The Marslander InSight, which landed successfully on Mars on Monday after a long journey of almost seven months, has sent new photos from the red planet.
The images were made yesterday by the Marverkenner. On the first photo you can see the area where the InSight is located. That place is called Elysium Planitia. It is a bare plain just above the equator of Mars.
The camera has a “fisheye” view, which makes the horizon appear curved. The image is somewhat blurred by dust on the camera lens. A foot of the InSight can be seen on the right of the screen. At the top left of the photo is a part of the seismograph, an instrument for recording earthquakes. The InSight also took a second photo with another camera. One of the robotic arms of the NASA probe can be seen on this.
Steadily easing into my workflow. It’s been a busy few days and now, a new picture of Mars without the camera lens cover. Plus, a new view from my robotic arm camera. Read: https://t.co/5qCjNVZaRs
— NASAInSight (@NASAInSight) December 1, 2018
The landing itself is a real thriller.
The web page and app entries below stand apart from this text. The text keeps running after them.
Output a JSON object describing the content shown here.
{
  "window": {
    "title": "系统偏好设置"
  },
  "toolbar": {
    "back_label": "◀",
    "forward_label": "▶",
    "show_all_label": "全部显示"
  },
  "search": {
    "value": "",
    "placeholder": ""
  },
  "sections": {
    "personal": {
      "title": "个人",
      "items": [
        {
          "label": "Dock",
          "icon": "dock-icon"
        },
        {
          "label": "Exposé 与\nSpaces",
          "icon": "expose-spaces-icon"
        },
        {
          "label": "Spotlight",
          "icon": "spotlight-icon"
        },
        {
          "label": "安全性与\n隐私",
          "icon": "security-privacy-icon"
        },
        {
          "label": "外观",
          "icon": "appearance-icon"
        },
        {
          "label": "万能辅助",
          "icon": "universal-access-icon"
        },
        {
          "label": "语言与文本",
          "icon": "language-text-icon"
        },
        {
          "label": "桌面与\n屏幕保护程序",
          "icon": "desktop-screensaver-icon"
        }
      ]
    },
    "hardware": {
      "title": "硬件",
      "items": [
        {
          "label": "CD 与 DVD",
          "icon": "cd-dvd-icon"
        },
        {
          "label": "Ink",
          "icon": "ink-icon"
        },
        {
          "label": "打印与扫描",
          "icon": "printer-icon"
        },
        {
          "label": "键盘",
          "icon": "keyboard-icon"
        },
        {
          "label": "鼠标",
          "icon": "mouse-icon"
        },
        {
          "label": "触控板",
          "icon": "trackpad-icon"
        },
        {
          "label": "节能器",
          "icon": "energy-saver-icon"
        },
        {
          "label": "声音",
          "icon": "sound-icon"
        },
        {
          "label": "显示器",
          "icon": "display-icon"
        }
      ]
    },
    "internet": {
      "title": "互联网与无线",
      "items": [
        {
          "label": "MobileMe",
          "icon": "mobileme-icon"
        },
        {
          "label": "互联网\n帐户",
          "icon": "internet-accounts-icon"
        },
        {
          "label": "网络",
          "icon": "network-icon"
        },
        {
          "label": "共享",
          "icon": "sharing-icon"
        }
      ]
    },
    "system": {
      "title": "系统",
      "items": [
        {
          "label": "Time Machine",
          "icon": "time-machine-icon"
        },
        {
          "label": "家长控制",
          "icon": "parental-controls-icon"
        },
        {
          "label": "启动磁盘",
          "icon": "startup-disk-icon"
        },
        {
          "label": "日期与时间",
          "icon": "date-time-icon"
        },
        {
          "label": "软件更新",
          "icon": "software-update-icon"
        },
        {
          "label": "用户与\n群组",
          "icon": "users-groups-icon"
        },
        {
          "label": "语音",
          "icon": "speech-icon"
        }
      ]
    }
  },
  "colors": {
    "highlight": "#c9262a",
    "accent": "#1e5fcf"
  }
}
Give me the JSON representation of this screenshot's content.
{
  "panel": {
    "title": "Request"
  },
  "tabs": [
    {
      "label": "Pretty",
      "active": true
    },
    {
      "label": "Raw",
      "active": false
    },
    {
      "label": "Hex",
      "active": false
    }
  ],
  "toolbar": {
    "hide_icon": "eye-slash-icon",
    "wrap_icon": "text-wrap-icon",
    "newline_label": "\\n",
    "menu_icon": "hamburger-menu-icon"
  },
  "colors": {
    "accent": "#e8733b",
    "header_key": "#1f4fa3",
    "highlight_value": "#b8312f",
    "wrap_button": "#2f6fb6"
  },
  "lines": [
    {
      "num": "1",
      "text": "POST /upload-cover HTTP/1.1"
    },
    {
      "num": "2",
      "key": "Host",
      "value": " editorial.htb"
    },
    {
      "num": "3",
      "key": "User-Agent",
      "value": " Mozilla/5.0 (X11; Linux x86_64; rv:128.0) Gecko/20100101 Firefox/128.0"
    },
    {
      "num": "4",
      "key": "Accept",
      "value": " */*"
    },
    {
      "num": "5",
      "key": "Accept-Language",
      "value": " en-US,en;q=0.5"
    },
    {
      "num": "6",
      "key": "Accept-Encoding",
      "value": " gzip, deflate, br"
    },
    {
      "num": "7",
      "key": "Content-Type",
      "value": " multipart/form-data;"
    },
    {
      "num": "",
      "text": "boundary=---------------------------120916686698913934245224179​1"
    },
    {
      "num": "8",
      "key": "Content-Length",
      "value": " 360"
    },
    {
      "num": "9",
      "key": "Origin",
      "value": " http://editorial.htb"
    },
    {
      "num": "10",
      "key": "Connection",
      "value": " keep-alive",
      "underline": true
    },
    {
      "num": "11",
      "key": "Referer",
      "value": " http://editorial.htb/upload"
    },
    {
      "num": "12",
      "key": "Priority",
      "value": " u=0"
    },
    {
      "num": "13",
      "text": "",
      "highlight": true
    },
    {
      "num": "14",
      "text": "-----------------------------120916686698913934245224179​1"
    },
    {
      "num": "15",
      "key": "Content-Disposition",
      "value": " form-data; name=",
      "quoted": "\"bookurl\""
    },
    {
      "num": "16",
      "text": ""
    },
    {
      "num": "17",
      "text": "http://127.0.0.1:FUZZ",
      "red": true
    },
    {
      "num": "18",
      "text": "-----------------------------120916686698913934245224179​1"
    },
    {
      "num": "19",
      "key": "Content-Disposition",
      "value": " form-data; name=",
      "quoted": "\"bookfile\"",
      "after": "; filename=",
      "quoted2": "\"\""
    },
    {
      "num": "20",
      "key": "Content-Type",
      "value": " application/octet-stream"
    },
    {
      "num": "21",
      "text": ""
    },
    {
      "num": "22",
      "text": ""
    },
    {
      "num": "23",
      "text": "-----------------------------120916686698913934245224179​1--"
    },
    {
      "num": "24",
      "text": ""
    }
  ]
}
About an hour before, the control centre on earth sent the last instructions to the device and then it is awaiting in tension and hoping that everything went well. It takes eight minutes for a radio signal from Mars to reach the earth, so everything had to be done automatically. The NASA control centre could therefore not intervene if something went wrong. The Marsverkenner has now started a two-year mission.
The device – which cost more than a billion dollars – will drill meters deep into the soil of Mars to explore the inside of the planet. Scientists not only want to get a better view of what Mars looks like inside, but also want to learn more about the history of the red planet.